#### AIM OF THE TASK:
Your response should contain each line of the data that includes "arrived".

#### DATA LISTING:
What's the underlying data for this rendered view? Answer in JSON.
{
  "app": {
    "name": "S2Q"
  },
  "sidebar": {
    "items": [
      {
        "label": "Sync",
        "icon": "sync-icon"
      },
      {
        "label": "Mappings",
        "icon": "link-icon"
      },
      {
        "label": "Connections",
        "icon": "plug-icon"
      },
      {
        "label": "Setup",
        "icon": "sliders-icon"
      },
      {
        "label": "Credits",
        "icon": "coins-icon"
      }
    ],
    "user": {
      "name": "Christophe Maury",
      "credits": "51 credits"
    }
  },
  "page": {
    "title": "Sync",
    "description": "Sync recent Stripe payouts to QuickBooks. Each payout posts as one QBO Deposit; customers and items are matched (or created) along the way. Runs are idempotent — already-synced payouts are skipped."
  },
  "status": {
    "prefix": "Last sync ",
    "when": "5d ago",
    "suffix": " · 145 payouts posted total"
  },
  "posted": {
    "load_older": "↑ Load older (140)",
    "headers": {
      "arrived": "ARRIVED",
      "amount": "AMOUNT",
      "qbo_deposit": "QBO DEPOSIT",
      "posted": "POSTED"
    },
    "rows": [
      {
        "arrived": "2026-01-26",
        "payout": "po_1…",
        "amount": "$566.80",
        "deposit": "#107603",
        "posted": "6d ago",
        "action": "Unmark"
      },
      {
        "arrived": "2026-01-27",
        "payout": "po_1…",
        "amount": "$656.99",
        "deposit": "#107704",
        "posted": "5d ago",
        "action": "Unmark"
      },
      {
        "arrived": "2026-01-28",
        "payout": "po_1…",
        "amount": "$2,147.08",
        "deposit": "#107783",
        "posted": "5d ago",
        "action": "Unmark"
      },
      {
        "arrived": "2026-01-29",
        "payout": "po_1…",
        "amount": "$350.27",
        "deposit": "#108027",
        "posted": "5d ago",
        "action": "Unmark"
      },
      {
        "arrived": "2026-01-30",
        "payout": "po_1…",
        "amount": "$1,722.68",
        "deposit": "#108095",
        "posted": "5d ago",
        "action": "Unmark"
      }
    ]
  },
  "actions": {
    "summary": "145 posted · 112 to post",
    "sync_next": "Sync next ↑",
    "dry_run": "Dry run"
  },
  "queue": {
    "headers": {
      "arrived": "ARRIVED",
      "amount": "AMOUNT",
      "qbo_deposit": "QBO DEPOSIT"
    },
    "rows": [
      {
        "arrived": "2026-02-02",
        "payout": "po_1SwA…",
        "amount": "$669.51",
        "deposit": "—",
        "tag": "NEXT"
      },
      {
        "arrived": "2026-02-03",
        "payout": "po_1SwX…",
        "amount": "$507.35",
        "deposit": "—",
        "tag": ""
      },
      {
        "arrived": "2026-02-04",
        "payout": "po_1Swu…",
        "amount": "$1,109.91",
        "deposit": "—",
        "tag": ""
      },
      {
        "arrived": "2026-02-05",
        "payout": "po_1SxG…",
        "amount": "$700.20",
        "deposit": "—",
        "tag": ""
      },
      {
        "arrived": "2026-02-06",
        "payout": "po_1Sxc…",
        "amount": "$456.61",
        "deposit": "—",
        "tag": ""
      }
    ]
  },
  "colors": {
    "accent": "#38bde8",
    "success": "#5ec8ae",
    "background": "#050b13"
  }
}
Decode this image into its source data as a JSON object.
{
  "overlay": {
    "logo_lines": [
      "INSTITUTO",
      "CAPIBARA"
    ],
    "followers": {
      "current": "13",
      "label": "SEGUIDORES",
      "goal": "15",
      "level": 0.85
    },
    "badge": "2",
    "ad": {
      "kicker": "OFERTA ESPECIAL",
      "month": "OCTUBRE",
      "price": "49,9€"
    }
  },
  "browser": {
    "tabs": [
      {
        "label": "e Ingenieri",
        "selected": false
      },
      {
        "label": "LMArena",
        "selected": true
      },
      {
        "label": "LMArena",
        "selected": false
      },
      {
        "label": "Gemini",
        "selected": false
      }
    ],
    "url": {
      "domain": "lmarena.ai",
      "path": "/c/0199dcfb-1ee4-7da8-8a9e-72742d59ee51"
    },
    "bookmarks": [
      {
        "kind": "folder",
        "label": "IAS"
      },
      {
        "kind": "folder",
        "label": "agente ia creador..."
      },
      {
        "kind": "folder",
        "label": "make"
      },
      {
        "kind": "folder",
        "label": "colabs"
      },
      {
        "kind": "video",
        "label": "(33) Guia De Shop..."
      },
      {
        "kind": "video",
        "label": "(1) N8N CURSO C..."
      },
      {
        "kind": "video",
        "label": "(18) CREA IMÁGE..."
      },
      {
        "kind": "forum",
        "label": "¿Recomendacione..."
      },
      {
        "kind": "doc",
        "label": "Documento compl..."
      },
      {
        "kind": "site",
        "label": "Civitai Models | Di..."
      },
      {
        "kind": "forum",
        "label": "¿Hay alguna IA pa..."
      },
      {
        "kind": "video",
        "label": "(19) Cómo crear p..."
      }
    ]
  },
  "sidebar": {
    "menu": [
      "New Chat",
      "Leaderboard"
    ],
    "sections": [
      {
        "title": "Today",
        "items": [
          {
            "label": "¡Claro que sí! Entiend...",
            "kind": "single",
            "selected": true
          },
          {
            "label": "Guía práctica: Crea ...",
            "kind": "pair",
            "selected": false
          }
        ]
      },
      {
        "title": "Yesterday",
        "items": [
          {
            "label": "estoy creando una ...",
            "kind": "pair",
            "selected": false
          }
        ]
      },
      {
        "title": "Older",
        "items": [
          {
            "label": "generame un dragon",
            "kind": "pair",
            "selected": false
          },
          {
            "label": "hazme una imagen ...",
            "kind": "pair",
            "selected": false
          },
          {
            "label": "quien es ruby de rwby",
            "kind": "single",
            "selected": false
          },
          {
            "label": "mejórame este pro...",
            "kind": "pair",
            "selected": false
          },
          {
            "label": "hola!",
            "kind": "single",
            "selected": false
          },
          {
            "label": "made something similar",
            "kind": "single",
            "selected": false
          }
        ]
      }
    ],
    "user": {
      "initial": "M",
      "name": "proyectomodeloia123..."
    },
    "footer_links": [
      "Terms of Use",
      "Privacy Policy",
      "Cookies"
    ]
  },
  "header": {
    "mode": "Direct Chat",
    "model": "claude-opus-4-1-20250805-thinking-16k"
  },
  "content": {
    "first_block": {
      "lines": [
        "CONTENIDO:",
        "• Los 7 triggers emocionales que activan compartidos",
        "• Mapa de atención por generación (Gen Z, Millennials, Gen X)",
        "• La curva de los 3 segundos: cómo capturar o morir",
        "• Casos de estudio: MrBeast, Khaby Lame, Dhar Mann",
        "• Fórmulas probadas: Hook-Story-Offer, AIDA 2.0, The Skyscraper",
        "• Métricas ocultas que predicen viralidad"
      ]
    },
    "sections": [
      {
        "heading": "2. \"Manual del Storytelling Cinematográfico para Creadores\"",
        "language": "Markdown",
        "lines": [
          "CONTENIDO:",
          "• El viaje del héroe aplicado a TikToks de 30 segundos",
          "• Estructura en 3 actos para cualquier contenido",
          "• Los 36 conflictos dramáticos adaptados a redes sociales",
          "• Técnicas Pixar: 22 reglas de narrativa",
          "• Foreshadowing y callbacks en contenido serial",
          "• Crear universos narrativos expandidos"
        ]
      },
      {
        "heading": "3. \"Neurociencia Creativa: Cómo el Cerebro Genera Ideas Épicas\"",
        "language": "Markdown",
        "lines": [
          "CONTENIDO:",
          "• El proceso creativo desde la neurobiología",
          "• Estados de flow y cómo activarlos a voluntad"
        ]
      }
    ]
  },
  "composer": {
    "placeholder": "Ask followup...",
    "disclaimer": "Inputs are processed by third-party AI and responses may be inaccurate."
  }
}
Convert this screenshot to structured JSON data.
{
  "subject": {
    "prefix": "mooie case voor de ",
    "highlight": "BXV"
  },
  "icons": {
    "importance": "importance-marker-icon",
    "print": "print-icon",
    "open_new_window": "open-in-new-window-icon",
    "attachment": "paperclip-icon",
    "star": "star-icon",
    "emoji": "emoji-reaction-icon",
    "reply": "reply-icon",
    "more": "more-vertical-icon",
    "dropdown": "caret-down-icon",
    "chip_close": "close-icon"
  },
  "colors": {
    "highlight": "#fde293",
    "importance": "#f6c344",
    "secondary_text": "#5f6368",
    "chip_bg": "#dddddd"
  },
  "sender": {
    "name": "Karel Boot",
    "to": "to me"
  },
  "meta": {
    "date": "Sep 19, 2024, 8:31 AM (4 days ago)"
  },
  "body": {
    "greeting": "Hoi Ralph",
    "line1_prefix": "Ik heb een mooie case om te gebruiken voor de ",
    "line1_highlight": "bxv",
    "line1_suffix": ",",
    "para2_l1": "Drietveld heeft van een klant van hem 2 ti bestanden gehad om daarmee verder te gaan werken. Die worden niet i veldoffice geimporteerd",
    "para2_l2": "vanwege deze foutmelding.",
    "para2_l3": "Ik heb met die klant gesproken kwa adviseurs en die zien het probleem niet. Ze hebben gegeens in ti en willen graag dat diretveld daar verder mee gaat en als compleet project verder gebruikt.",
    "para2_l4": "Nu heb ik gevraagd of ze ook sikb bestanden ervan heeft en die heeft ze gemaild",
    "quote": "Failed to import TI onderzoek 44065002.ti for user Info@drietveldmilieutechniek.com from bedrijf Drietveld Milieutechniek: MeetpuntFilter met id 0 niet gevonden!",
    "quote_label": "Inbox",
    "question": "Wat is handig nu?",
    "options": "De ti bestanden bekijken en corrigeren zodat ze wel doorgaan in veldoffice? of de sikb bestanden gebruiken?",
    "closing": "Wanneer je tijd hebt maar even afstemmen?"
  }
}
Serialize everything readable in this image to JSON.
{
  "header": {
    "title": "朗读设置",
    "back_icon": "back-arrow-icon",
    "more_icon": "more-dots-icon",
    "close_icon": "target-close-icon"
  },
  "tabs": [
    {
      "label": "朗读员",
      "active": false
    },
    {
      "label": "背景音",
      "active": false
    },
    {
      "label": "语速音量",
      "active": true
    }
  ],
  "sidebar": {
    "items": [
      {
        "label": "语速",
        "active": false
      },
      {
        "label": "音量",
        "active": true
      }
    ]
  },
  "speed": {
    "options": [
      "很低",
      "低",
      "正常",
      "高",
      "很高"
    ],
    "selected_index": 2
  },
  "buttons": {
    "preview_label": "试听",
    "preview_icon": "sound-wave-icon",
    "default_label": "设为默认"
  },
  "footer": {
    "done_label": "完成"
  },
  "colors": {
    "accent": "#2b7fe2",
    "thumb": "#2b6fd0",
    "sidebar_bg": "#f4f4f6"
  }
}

#### PROBLEM SOLUTION:
      "arrived": "ARRIVED",
        "arrived": "2026-01-26",
        "arrived": "2026-01-27",
        "arrived": "2026-01-28",
        "arrived": "2026-01-29",
        "arrived": "2026-01-30",
      "arrived": "ARRIVED",
        "arrived": "2026-02-02",
        "arrived": "2026-02-03",
        "arrived": "2026-02-04",
        "arrived": "2026-02-05",
        "arrived": "2026-02-06",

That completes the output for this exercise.